▶ [WHAT YOU WILL DO]
Filter the entries for the word "label". Copy each line that has it.
DATASET section start
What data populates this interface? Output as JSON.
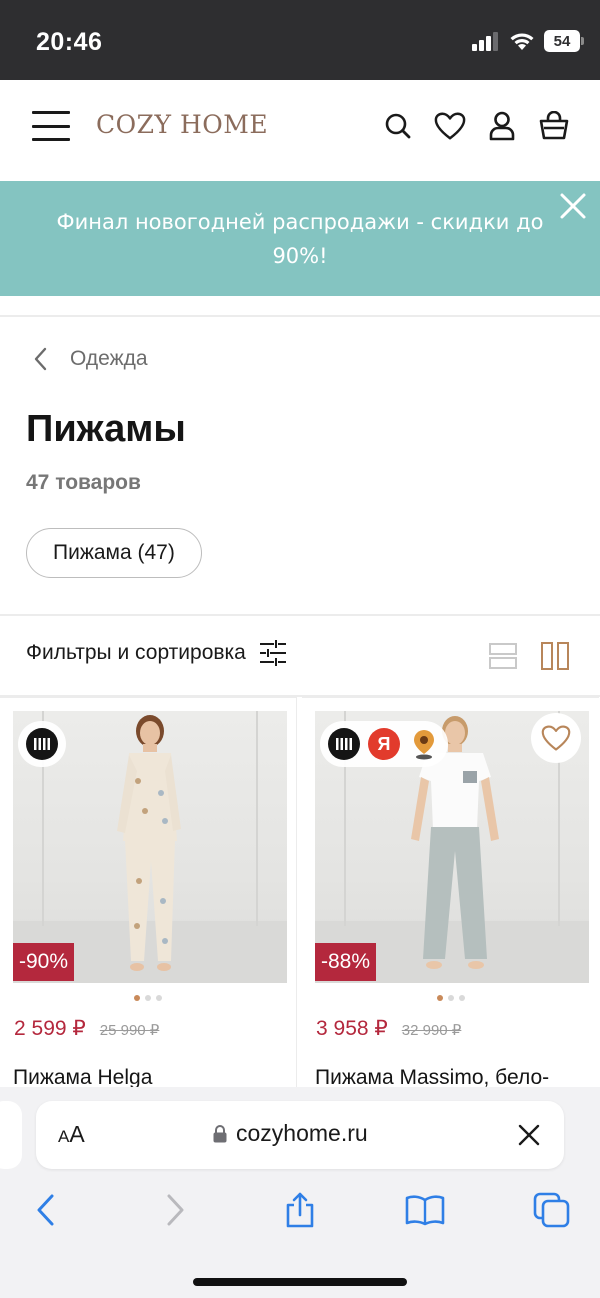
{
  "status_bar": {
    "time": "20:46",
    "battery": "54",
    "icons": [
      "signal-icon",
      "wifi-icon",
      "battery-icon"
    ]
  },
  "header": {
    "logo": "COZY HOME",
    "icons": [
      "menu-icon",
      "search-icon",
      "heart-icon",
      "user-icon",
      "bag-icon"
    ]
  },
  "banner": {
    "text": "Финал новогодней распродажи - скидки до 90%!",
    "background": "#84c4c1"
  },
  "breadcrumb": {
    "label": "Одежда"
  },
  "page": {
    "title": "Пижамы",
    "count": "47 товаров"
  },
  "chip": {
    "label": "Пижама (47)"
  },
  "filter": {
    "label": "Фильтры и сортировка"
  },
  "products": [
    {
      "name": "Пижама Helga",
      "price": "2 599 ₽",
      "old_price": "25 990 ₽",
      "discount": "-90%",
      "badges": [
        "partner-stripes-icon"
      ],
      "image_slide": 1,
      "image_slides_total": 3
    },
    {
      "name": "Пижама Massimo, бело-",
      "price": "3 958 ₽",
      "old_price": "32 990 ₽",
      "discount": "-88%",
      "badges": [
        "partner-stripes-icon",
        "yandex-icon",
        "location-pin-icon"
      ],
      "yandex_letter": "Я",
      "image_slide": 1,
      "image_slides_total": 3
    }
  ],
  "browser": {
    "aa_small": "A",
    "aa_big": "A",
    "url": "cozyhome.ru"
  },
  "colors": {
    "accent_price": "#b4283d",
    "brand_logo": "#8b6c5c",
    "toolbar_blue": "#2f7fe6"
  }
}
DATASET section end
▶ [RESPONSE FOR THIS EXERCISE]
    "label": "Одежда"
    "label": "Пижама (47)"
    "label": "Фильтры и сортировка"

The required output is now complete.